Task brief:
Each line below containing the word "Modificateur" needs to be shown.

Data for this exercise:
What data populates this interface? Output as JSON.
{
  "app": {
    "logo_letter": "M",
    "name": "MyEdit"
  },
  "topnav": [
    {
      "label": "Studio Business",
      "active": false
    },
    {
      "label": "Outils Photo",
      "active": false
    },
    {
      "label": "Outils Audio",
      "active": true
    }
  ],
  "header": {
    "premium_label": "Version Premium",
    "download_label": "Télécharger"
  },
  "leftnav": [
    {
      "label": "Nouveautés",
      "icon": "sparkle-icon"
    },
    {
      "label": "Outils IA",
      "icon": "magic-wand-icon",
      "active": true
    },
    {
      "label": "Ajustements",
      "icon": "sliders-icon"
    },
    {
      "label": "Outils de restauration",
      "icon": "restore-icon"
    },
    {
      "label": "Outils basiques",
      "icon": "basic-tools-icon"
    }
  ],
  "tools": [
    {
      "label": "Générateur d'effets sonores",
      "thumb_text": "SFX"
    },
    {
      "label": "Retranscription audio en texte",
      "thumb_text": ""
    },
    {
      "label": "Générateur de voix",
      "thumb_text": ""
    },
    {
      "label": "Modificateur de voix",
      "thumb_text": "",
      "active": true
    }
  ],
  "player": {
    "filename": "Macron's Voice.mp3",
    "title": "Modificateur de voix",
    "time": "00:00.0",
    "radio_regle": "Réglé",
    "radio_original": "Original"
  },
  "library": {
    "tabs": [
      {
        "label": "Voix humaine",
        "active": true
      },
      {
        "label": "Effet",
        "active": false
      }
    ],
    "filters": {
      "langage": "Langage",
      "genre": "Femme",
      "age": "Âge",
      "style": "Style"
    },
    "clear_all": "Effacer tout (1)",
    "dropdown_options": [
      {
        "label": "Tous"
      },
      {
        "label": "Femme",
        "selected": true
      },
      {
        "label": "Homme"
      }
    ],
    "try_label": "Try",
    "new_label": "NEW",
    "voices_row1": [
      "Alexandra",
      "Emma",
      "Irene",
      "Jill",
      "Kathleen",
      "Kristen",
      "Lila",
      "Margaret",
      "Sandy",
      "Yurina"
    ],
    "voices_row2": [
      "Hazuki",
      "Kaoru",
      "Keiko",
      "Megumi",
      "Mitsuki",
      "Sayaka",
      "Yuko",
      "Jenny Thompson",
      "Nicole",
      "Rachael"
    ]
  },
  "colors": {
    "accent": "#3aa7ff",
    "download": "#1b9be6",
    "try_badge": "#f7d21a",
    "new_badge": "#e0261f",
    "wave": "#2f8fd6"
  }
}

Completed exercise:
      "label": "Modificateur de voix",
    "title": "Modificateur de voix",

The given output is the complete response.